Items from an interface collection:
····················

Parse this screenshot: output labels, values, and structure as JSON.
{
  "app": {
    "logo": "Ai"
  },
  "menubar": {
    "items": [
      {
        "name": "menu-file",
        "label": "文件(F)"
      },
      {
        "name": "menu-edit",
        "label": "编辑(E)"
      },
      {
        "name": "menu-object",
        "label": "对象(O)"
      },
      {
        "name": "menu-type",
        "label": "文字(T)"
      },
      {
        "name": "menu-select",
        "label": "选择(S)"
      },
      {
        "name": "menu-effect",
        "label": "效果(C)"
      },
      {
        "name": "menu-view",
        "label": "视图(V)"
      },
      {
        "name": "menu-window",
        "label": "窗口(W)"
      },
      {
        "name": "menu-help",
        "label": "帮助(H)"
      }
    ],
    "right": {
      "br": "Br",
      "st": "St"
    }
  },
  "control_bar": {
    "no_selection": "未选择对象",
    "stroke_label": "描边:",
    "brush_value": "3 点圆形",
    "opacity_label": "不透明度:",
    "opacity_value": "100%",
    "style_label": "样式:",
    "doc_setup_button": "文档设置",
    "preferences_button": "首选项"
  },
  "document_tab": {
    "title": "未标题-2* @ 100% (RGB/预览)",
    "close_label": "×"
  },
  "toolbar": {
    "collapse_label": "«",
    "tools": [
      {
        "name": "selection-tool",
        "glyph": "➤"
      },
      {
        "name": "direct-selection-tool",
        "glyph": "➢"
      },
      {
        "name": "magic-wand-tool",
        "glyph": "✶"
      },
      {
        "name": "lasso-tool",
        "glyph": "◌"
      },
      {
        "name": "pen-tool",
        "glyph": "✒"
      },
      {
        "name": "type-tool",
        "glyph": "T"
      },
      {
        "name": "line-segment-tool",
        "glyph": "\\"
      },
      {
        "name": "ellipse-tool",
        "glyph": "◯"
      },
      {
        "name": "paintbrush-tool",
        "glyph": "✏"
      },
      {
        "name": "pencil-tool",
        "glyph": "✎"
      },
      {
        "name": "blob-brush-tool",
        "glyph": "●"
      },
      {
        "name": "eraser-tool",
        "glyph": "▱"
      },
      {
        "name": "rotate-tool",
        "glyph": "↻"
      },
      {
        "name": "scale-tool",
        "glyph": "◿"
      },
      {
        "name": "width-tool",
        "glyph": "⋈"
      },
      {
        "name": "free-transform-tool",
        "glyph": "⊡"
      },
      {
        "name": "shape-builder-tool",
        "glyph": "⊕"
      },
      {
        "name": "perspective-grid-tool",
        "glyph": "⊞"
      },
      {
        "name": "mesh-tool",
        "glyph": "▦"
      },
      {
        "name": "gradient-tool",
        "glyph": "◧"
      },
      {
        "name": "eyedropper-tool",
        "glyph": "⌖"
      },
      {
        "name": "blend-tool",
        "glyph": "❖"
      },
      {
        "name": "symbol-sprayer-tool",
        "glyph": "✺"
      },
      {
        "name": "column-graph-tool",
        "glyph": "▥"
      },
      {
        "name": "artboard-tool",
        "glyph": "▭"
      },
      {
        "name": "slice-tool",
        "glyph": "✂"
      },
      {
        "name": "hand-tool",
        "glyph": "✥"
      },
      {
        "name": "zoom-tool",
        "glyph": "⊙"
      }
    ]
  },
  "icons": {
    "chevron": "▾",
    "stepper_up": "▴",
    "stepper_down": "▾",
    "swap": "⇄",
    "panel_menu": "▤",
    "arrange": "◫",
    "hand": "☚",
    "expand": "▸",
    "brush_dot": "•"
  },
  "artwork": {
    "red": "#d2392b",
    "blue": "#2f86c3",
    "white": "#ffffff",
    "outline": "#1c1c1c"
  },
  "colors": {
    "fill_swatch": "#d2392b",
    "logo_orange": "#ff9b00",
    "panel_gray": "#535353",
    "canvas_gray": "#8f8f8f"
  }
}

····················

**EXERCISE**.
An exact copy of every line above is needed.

**ANSWER SPACE**.
Parse this screenshot: output labels, values, and structure as JSON.
{
  "app": {
    "logo": "Ai"
  },
  "menubar": {
    "items": [
      {
        "name": "menu-file",
        "label": "文件(F)"
      },
      {
        "name": "menu-edit",
        "label": "编辑(E)"
      },
      {
        "name": "menu-object",
        "label": "对象(O)"
      },
      {
        "name": "menu-type",
        "label": "文字(T)"
      },
      {
        "name": "menu-select",
        "label": "选择(S)"
      },
      {
        "name": "menu-effect",
        "label": "效果(C)"
      },
      {
        "name": "menu-view",
        "label": "视图(V)"
      },
      {
        "name": "menu-window",
        "label": "窗口(W)"
      },
      {
        "name": "menu-help",
        "label": "帮助(H)"
      }
    ],
    "right": {
      "br": "Br",
      "st": "St"
    }
  },
  "control_bar": {
    "no_selection": "未选择对象",
    "stroke_label": "描边:",
    "brush_value": "3 点圆形",
    "opacity_label": "不透明度:",
    "opacity_value": "100%",
    "style_label": "样式:",
    "doc_setup_button": "文档设置",
    "preferences_button": "首选项"
  },
  "document_tab": {
    "title": "未标题-2* @ 100% (RGB/预览)",
    "close_label": "×"
  },
  "toolbar": {
    "collapse_label": "«",
    "tools": [
      {
        "name": "selection-tool",
        "glyph": "➤"
      },
      {
        "name": "direct-selection-tool",
        "glyph": "➢"
      },
      {
        "name": "magic-wand-tool",
        "glyph": "✶"
      },
      {
        "name": "lasso-tool",
        "glyph": "◌"
      },
      {
        "name": "pen-tool",
        "glyph": "✒"
      },
      {
        "name": "type-tool",
        "glyph": "T"
      },
      {
        "name": "line-segment-tool",
        "glyph": "\\"
      },
      {
        "name": "ellipse-tool",
        "glyph": "◯"
      },
      {
        "name": "paintbrush-tool",
        "glyph": "✏"
      },
      {
        "name": "pencil-tool",
        "glyph": "✎"
      },
      {
        "name": "blob-brush-tool",
        "glyph": "●"
      },
      {
        "name": "eraser-tool",
        "glyph": "▱"
      },
      {
        "name": "rotate-tool",
        "glyph": "↻"
      },
      {
        "name": "scale-tool",
        "glyph": "◿"
      },
      {
        "name": "width-tool",
        "glyph": "⋈"
      },
      {
        "name": "free-transform-tool",
        "glyph": "⊡"
      },
      {
        "name": "shape-builder-tool",
        "glyph": "⊕"
      },
      {
        "name": "perspective-grid-tool",
        "glyph": "⊞"
      },
      {
        "name": "mesh-tool",
        "glyph": "▦"
      },
      {
        "name": "gradient-tool",
        "glyph": "◧"
      },
      {
        "name": "eyedropper-tool",
        "glyph": "⌖"
      },
      {
        "name": "blend-tool",
        "glyph": "❖"
      },
      {
        "name": "symbol-sprayer-tool",
        "glyph": "✺"
      },
      {
        "name": "column-graph-tool",
        "glyph": "▥"
      },
      {
        "name": "artboard-tool",
        "glyph": "▭"
      },
      {
        "name": "slice-tool",
        "glyph": "✂"
      },
      {
        "name": "hand-tool",
        "glyph": "✥"
      },
      {
        "name": "zoom-tool",
        "glyph": "⊙"
      }
    ]
  },
  "icons": {
    "chevron": "▾",
    "stepper_up": "▴",
    "stepper_down": "▾",
    "swap": "⇄",
    "panel_menu": "▤",
    "arrange": "◫",
    "hand": "☚",
    "expand": "▸",
    "brush_dot": "•"
  },
  "artwork": {
    "red": "#d2392b",
    "blue": "#2f86c3",
    "white": "#ffffff",
    "outline": "#1c1c1c"
  },
  "colors": {
    "fill_swatch": "#d2392b",
    "logo_orange": "#ff9b00",
    "panel_gray": "#535353",
    "canvas_gray": "#8f8f8f"
  }
}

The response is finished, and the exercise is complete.